Category Is a Fertile Training Ground, but for Many It's Now Just a Stepping Stone
Leslie Newlee thought she would never leave PepsiCo, where she spent many years in insights and analytics roles. "I thought I'd stay there for life," she said. The company offered "great compensation, great challenges, great jobs, great people -- the list goes on and on."
But last year, after 20 years at the food and beverage giant, she finally decided to move on. Today she is VP-customer development and insights at Sambazon, a small maker of fresh juices, smoothies and frozen foods made from acai berries. And she is not looking back. At PepsiCo, "I could work a whole week and not change a damn thing," she said. "Here I am energized on a daily basis by what I can contribute."
Her career path -- from big to small company -- is an example of the tumult occurring in the consumer packaged-goods labor market. Shifting consumer preferences away from processed foods and beverages has led to slower growth, creating more pressure to cut costs at CPG stalwarts including Kraft Heinz, General Mills, Mondelez International, Campbell Soup Co. and others. This has forced some marketing employees to reconsider their career paths. Some people are migrating to higher-growth industries, like technology. Other marketers are finding landing spots at growing upstart food and beverage companies that are smaller, but offer the chance, as in Ms. Newlee's case, for broad influence.
"Life used to be quite simple: You go to business school. You do an internship at a CPG. They invite you back full-time. You get on this wonderful track, and you learn the technical aspects and the marketing function and you become a general manager," said Rory Finlay, who leads the U.S. consumer products practice at executive search firm Egon Zehnder. But "that linear, very clear track is going away."
That is a big shift for the CPG industry, which has long been a training ground for top-notch marketing talent. And the jobs were stable, for the most part. "You weren't going there to do cutting-edge work, but you knew you were going to do good work and have security," said Tom Bick, a former senior director-integrated marketing communications and advertising for Kraft-Heinz's Oscar Mayer business. Now "it looks kind of bland. … It's not the future. The energy is elsewhere," Mr. Bick said. His position was eliminated last year in a cost-cutting round in wake of the Heinz-Kraft merger that was orchestrated by 3G Capital and Warren Buffett's Berkshire Hathaway.

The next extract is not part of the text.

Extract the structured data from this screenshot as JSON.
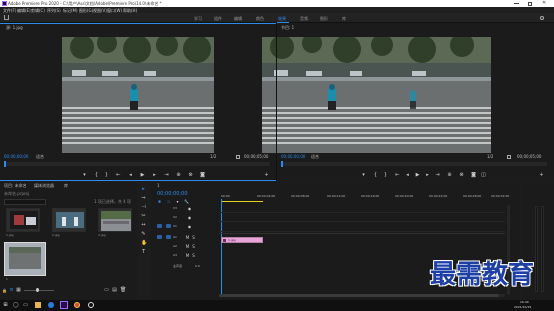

The bright side for CPG marketing professionals is that their skills in brand-building and consumer insights are in demand at smaller companies and in other industries, including technology. Amazon, for instance, is recruiting CPG execs to "help them establish a foothold in consumer products," said Tierney Remick, vice chairman of board and CEO services at recruiting firm Korn Ferry. Tech companies "need to get the consumer conscience into the equation so they can understand -- how do they service that customer," she said.
Mr. Bick recently accepted a job as VP-marketing and sales for Death's Door Spirits, a small craft distillery in Wisconsin. "It's going to be a wild innovative ride," he said. "But it's very exciting and that excitement doesn't exist anymore in these larger organizations."
Bret Quereau, formerly an analytics director at Kraft Heinz, was able to land a new job within months after the food giant eliminated his job last year. CPG is a "very unstable environment," Mr. Quereau said. "Everybody is looking at working with much leaner organizations in order to maximize profitability." So he decided to change industries and took a job as a director of marketing analytics at pharmaceutical company AbbVie.
Ms. Newlee, who led strategy and insights for the PepsiCo team supplying Safeway, had opportunities to stay at the company. But changes were on the horizon after the owner of the Albertson's chain acquired Safeway. Also, by overseeing insights, Ms. Newlee saw up close the shift taking place among retailers, which are increasingly willing to stock smaller brands that more consumers are demanding. At her new job, she has gained broader responsibilities, like overseeing sales in the western region as well as category insights, in addition to other duties, she said.
Big companies have responded to the trends by acquiring smaller brands. And increasingly, they are careful not to meddle in the operations of their acquisitions, fearing that would disrupt the entrepreneurial spirit. They are also trying to adopt a nimble mindset when launching products in some cases. For instance, PepsiCo's new Caleb's Kola came from a cross-functional team that worked in a separate space from the rest of the company at WeWork Labs in New York City, which is a shared workspace for early-stage startups.
Despite the cost pressures, CPGs have not lost all of their luster, especially for new hires. "CPG remains a very sought-after career for new MBAs," said Tim Calkins, a marketing professor at Northwestern University's Kellogg School of Management. "It's still a great place to go for training, but the long-term outlook is much more shaky," he added. His advice to students? "You have to go into it realizing that in the long run you will likely be moving into different industries."